Gaiman certainly has a knack for taking fantasy in titillating new directions. Mixing legend with pop culture, bridging generations and phases of life, his is an impressive improvisational-seeming voice; loose and loud and reasonably sound in its coherence and payoff.
Richard Mayhew, protagonist this time around, is a decent mensch, a modern everyman who seems just as lost in his own world as he will become lost in the underworld he discovers as a result of one decent – and so, uncharacteristic – act. Such a mensch, in fact, that his survival and eventual semi-triumph are a bit implausible, though satisfying nonetheless. The characters who surround him are pleasingly off –beat and appealing and their adventures offer enough cliff-hanging to keep one deeply involved.
Underneath it all, there glimmer a few bits of insight into human frailty, relationships and the failings of society.

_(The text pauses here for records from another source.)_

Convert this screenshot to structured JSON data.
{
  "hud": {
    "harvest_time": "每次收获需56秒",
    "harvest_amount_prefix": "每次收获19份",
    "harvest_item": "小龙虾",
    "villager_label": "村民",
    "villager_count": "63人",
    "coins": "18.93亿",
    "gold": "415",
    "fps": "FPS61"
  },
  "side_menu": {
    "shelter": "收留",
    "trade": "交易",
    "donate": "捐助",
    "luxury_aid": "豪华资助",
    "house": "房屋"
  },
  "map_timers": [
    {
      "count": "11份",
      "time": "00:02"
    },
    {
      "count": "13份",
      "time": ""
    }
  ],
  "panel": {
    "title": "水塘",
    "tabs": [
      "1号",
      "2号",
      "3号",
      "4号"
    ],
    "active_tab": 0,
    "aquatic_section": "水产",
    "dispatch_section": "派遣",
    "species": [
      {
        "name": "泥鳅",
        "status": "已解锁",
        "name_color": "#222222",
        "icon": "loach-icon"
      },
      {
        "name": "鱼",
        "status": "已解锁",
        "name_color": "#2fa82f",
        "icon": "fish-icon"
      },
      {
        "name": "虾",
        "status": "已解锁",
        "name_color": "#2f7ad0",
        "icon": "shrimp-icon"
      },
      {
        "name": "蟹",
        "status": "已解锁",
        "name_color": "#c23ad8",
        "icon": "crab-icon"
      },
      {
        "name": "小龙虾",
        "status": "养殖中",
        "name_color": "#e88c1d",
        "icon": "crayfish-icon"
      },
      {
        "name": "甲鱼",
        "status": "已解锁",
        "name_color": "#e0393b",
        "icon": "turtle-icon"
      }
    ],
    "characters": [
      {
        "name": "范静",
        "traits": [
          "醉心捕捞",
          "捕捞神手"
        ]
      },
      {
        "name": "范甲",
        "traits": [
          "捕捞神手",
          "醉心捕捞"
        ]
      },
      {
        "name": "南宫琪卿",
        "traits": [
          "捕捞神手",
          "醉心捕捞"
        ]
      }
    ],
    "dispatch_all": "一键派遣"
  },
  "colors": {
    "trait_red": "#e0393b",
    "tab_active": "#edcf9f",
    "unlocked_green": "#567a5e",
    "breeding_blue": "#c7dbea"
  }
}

Just enough to ground this fantasy in reality and assuage the guilt of reading such fluff.
Yes, a pleasure all the way. Well done, Mr. Gaiman, well done.